Dr. Simmons said she was concerned that there could be higher admissions rates to hospitals and more people visiting emergency rooms. There had not yet been a spike, but she said that's not surprising, "given how high our baseline rate is anyhow."

Meagan Campbell and Dan Bilefsky

The wildfires convulsing Canada have helped focus experts on a vexing and potentially lifesaving question: How long would it take to evacuate residents when out-of-control blazes intensify?

The wait would be worryingly long in some cases, according to a leading expert who has modeled the projected duration of a mass evacuation of central Halifax, Nova Scotia — a maritime city where a wildfire late last month forced more than 16,000 people to evacuate and destroyed about 150 homes in a suburban area.

Such is the importance of whisking citizens to safety that firefighting authorities in British Columbia have asked people to prepare a go-bag and an evacuation plan.

But Ahsan Habib, director of the School of Planning at Dalhousie University, said his model showed that evacuating about 100,000 people from central Halifax at 10 a.m. on a weekday would take an estimated 23 hours. If there were traffic collisions, he added, it would take longer.

"We were surprised," said Dr. Habib, a transportation professor and expert on travel behavior analysis. "We double checked multiple times," he added. "In a very small time window, we are trying to move so many cars, and our city historically has narrow roads. We do not have any drills or even any kind of preparedness for how to do these things safely in general."

That warning comes as Canadians have been grappling with the issue of preparedness. Canada is a sprawling country where wildfire emergency response management is handled by each of the 10 provinces and three territories, making coordination sometimes difficult. The challenges of evacuation have become all the more apparent at a time when firefighting resources are severely stretched.

Dr. Habib said the chaos during an evacuation could also lead to secondary fires or other incidents. "When things of this kind of scale happen, people get panicked," he said. "Disaster brings disaster."

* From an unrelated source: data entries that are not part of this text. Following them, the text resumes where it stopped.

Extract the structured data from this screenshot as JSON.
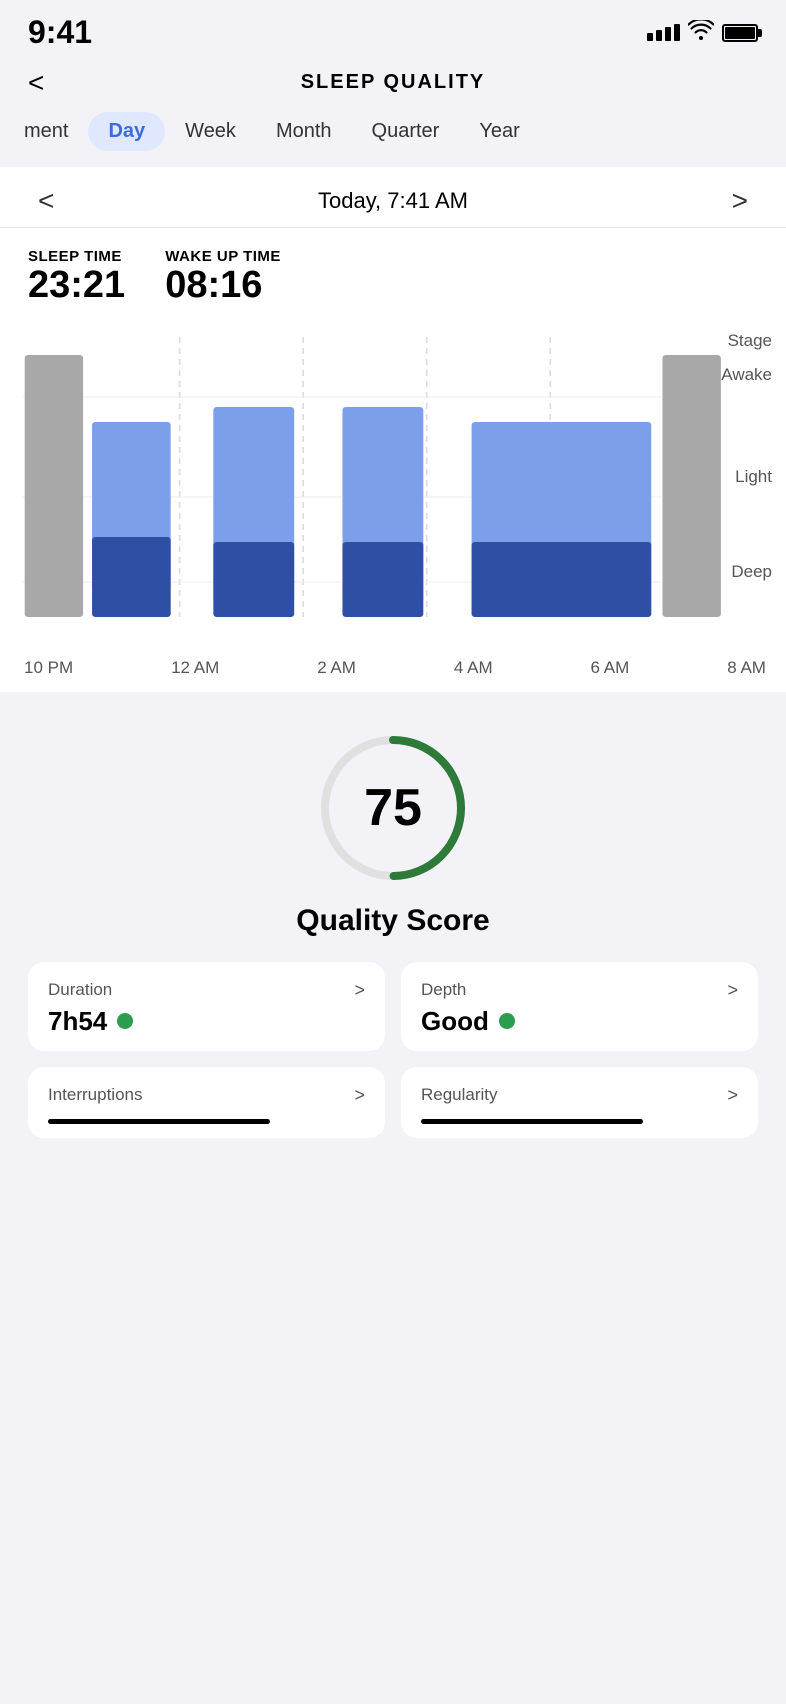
{
  "statusBar": {
    "time": "9:41",
    "signal": "signal",
    "wifi": "wifi",
    "battery": "battery"
  },
  "header": {
    "backLabel": "<",
    "title": "SLEEP QUALITY"
  },
  "tabs": [
    {
      "id": "movement",
      "label": "ment"
    },
    {
      "id": "day",
      "label": "Day"
    },
    {
      "id": "week",
      "label": "Week"
    },
    {
      "id": "month",
      "label": "Month"
    },
    {
      "id": "quarter",
      "label": "Quarter"
    },
    {
      "id": "year",
      "label": "Year"
    }
  ],
  "dateNav": {
    "prevArrow": "<",
    "nextArrow": ">",
    "label": "Today, 7:41 AM"
  },
  "sleepStats": {
    "sleepTimeLabel": "SLEEP TIME",
    "sleepTimeValue": "23:21",
    "wakeUpTimeLabel": "WAKE UP TIME",
    "wakeUpTimeValue": "08:16"
  },
  "chart": {
    "stageLabel": "Stage",
    "awakeLabel": "Awake",
    "lightLabel": "Light",
    "deepLabel": "Deep",
    "xLabels": [
      "10 PM",
      "12 AM",
      "2 AM",
      "4 AM",
      "6 AM",
      "8 AM"
    ]
  },
  "scoreSection": {
    "scoreValue": "75",
    "scoreTitle": "Quality Score",
    "scorePercent": 75
  },
  "metricCards": [
    {
      "label": "Duration",
      "arrow": ">",
      "value": "7h54",
      "hasDot": true
    },
    {
      "label": "Depth",
      "arrow": ">",
      "value": "Good",
      "hasDot": true
    }
  ],
  "bottomMetrics": [
    {
      "label": "Interruptions",
      "arrow": ">"
    },
    {
      "label": "Regularity",
      "arrow": ">"
    }
  ]
}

The recent wildfires in Nova Scotia have been in relatively low-density population areas. But Dr. Habib warned that evacuating areas with larger populations would be far more difficult. He added that evacuating a university city like Halifax, where many students use bikes or public transportation, would also pose difficulties.

"What do we do with people who do not have cars? Younger folks — millennials for example, students for example," he asked. "It's a university town. We found there's a tremendous gap in how to evacuate those particular groups who don't have cars."